Developers are retiring faster than the programming languages they use!

Every technology has a predictable life cycle, when reaches the end of its modern usability. However, even retired programming languages still exist as a teaching tool for other languages.

To properly evaluate the health and integrity of modern software, you need to examine different qualities of coding languages. Is the language still providing value? Can the language adapt to newer generations?

There are four phases for the programming language’s life cycle: Advantage, choice, cost and replacement. The first phase, advantage, is dedicated to the traditionally low level of competition in the market, so the language “is procured for what it delivers” rather than its replacement. 

The next two phases are defined by their level of commoditization and the cost of the language. By the replacement phase, a language has graduated to a “legacy” status.

When the time has run out on a language’s usability, coders leap to adapt to the industry’s next viable option. Some developers may show a resistance to a new language, particularly when younger generations are readily equipped to more or less replace their aging counterparts.

A developer’s foundational skills vary depending on their means of education. If a student pursues a formal, academic route, it is common to see a foundation in .NET languages like Visual Basic .NET. In some universities and Institutions, students are taught more dynamic languages, including Java.
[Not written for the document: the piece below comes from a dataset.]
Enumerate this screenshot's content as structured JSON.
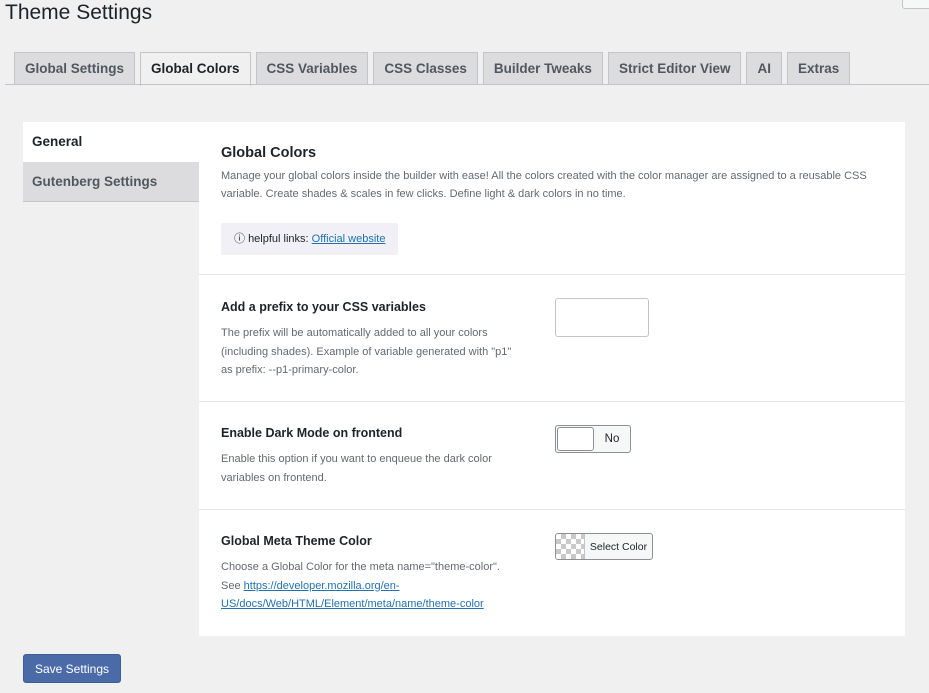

**Tip: you need to find a mechanism to continuously learning new technologies that may not be in use at your current day job or working in companies that use a wide mix of technologies to overcome this.